Experts see these chronic rollovers as demonstrating the necessity for reform, plus in the conclusion it might probably. An important very very first question, nonetheless, is whether the 20 per cent of borrowers whom roll over and over repeatedly are increasingly being tricked, either by loan providers or they will repay their loan by themselves, about how quickly. Behavioral economists have actually amassed considerable proof that, as opposed to principles of traditional economists, not totally all individuals constantly behave in their own personal interest that is best; they could make systematic errors (“cognitive errors”) that lower their particular welfare. If chronic rollovers mirror behavioral dilemmas, capping rollovers would gain borrowers at risk of problems that are such.

The writers precisely identify the issue however they assume the “cognitive mistake” should be in being “fooled” (either by the financial institution or by yourself) on how quickly the loan is repaid. I do believe there is certainly another description.

About 20 years ago we made some terrible alternatives and found myself in a critical economic bind. The quantity I needed wasn’t much—about $200—but without one I would personallyn’t have already been in a position to spend my lease. We took down an online payday loan that are priced at me personally $30 every fourteen days. It took about eight months to have free from the loan, leading to a expense of $120 to borrow $200 for 2 months.

Generally not very. In reality, We knew very well that there had been likely no chance feasible in my situation to pay for it off for the reason that schedule. We knew how much cash I happened to be likely to be in a position to earn and exactly how much my costs is through that two-week duration. I’d, approximately speaking, about $40 a week that i possibly could use toward the mortgage.

But loannow loans payment plan $40 was not adequate to pay for the balloon re re re payment of $200 that was due during the end of fourteen days. And so I had to move throughout the loan, applying $15 per week to your brand new costs and saving $25 per week become compensated toward the key. For this reason , it took me personally eight months to settle the initial loan: $25 per week for principal + $15 a week for charges = $40 x 8 days = $320 ($200 for principal + $120 for costs.

If you’re middle-income group and think about it with regards to interest, that payment cost noises appalling usurious. And it’s also. But given that bad will inform you, guy will not go on APR alone. Paying out a supplementary $120 ended up being less expensive than needing to find a brand new location to live. Yes, it had been a deal that is bad. But it was much better than all my other alternatives. I did son’t concur into the loan because I became bad at a math; I did so it because I became hopeless. As well as the payday mortgage lender was significantly more than ready to make use of my desperation.

just How then do we re re solve the nagging dilemma of rollover fee that benefit from poor people if they are in serious straits?

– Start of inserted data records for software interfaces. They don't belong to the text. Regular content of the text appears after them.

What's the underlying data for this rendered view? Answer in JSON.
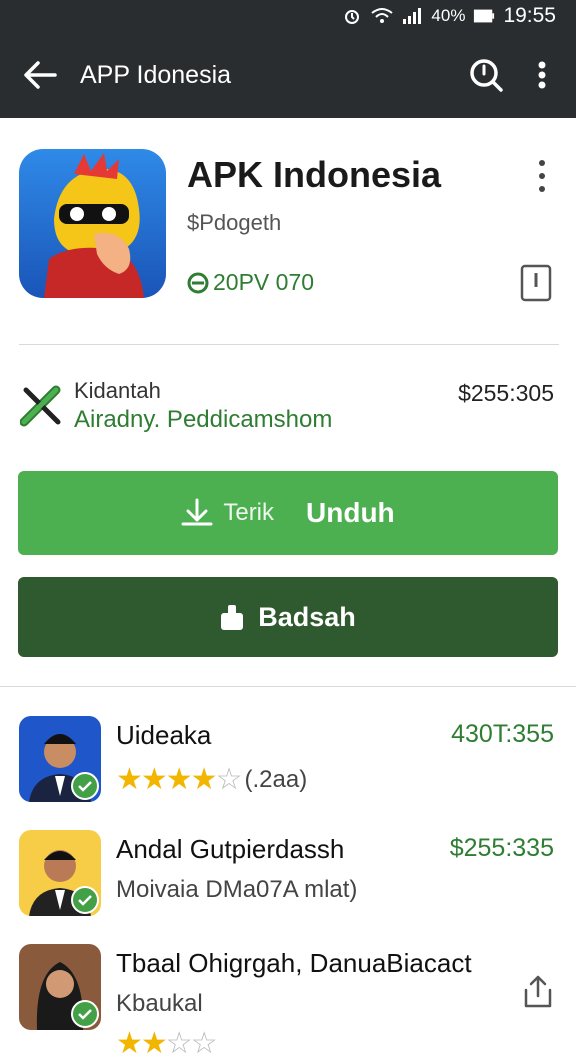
{
  "status_bar": {
    "battery": "40%",
    "time": "19:55"
  },
  "app_bar": {
    "title": "APP Idonesia"
  },
  "app": {
    "name": "APK Indonesia",
    "developer": "$Pdogeth",
    "rating_text": "20PV 070"
  },
  "info": {
    "line1": "Kidantah",
    "line2": "Airadny. Peddicamshom",
    "size": "$255:305"
  },
  "buttons": {
    "primary_sub": "Terik",
    "primary_main": "Unduh",
    "secondary_main": "Badsah"
  },
  "list": [
    {
      "name": "Uideaka",
      "price": "430T:355",
      "rating_extra": "(.2aa)",
      "stars": 4
    },
    {
      "name": "Andal Gutpierdassh",
      "price": "$255:335",
      "subtitle": "Moivaia DMa07A mlat)"
    },
    {
      "name": "Tbaal Ohigrgah, DanuaBiacact",
      "subtitle": "Kbaukal",
      "stars": 2
    }
  ],
  "colors": {
    "appbar": "#2a2d2f",
    "accent": "#4caf50",
    "dark_accent": "#2f5a2f",
    "star": "#f2b600"
  },
  "icons": [
    "back-arrow-icon",
    "search-icon",
    "more-vert-icon",
    "bookmark-icon",
    "rating-icon",
    "tool-icon",
    "download-icon",
    "lock-icon",
    "verified-badge-icon",
    "share-icon"
  ]
}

I think a helpful first faltering step would be to obtain more churches as well as other faith-based businesses involved with supplying options to commercial financing agencies. All things considered, taking care of the indegent isn’t only about meals banks and handouts. Often the way that is best to aid those who work in need of assistance will be give a monetary bridge during hopeless times.

Joe Carter is A editor that is senior at Acton Institute. Joe additionally functions as an editor at the The Gospel Coalition, a communications professional for the Ethics and Religious Liberty Commission associated with Southern Baptist Convention, so that as a professor that is adjunct of at Patrick Henry university. He could be the editor of this NIV Lifehacks Bible and co-author of Simple tips to Argue like Jesus: Learning Persuasion from History’s Greatest Communicator (Crossway).